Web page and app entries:
====

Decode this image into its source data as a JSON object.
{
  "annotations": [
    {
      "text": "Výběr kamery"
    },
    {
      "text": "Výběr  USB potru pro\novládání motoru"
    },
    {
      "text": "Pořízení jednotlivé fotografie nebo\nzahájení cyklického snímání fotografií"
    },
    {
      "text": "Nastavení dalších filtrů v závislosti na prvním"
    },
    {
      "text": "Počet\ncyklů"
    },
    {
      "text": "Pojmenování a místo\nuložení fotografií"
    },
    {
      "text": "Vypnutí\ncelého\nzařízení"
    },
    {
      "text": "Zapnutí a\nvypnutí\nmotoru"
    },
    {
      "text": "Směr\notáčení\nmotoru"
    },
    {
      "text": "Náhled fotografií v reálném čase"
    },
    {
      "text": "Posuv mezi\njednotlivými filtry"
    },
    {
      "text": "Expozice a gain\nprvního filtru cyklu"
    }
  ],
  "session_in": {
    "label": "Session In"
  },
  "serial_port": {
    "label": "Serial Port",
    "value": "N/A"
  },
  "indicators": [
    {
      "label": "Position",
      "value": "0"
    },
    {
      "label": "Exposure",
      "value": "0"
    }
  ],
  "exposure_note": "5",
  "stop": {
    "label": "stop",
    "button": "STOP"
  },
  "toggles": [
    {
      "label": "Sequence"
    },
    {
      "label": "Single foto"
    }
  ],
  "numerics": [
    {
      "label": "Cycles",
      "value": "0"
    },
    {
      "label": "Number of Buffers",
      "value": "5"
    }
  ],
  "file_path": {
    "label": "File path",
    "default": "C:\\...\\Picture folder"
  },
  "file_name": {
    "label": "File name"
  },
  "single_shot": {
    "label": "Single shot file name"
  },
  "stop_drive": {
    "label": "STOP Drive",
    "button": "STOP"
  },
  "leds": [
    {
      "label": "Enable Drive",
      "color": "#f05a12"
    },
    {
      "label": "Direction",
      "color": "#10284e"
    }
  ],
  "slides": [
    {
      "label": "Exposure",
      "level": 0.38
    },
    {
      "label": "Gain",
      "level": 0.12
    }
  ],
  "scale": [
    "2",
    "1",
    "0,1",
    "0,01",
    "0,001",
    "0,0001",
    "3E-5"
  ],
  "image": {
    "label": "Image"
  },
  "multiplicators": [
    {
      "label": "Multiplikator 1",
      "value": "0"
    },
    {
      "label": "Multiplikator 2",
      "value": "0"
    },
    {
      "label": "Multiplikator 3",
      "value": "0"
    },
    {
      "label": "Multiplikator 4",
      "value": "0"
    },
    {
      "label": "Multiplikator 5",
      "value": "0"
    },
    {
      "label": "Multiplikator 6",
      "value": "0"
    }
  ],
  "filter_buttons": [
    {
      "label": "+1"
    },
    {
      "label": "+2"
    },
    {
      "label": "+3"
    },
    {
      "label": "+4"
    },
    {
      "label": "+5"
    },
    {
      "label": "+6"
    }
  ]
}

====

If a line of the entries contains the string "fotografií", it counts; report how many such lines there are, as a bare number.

3